SFPD shooting may prompt new body camera rules for plainclothes cops

Police chief says incident ‘should not have happened’

Governor Gavin Newsom speaks at a news conference about a $12 billion package bolstering the state’s response to the homelessness crisis at the Kearney Vista Apartments on May 11, 2021 in San Diego, California. (K.C. Alfred/The San Diego Union-Tribune/TNS)
Newsom promises sweeping change in California’s $267-billion budget

John Myers Los Angeles Times California would embark on the most ambitious… Continue reading

Despite the pandemic, San Francisco has ended the fiscal year with a budget surplus. (Kevin N. Hume/S.F. Examiner)
Better than expected tax revenues leave city with $157.3M surplus for this year

As the fiscal year nears an end and Mayor London Breed prepares… Continue reading

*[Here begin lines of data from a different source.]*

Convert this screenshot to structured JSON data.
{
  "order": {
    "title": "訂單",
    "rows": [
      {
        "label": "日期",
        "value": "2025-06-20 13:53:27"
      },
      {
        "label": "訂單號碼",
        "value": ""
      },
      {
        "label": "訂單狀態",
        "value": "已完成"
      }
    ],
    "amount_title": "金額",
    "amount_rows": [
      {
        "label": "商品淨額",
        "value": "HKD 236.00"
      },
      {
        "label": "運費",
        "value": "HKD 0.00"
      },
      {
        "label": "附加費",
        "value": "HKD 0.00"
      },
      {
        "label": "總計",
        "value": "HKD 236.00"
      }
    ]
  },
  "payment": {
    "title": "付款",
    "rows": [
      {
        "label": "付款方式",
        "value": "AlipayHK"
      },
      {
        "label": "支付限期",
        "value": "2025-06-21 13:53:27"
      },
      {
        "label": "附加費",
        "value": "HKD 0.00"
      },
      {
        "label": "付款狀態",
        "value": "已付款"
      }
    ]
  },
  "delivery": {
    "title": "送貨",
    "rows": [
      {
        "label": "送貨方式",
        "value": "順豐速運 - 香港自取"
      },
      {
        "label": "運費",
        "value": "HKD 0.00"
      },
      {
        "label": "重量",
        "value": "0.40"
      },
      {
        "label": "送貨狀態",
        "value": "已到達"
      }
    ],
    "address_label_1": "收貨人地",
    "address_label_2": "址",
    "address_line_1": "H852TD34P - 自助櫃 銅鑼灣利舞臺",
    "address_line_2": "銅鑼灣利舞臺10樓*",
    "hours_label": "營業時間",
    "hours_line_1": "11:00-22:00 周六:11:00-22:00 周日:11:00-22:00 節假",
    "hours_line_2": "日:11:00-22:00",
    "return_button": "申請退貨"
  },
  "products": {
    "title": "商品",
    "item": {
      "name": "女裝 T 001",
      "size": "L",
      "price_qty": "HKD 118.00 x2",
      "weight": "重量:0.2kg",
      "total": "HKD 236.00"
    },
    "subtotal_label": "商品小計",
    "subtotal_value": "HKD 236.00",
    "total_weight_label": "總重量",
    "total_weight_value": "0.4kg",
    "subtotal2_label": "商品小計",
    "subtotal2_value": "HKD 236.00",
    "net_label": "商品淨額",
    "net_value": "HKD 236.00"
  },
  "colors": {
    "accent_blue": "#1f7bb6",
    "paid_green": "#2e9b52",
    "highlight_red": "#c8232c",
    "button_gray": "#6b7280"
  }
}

Passengers board a BART train bound for the San Francisco Airport at Powell Street station. (Kevin N. Hume/S.F. Examiner)
BART bumps up service restoration to August 30, offers fare discounts

Rail agency breaks pandemic ridership records, prepares to welcome more passengers

Ashley and Michelle Monterrosa hold a photo of their brother Sean Monterrosa, who was killed by a Vallejo police officer early Tuesday morning, as they are comforted at a memorial rally at the 24th Street Mission BART plaza on Friday, June 5, 2020. (Kevin N. Hume/S.F. Examiner)
State Department of Justice to investigate Sean Monterrosa shooting by Vallejo police

Attorney General Rob Bonta steps in after Solano County DA declines case

Most Read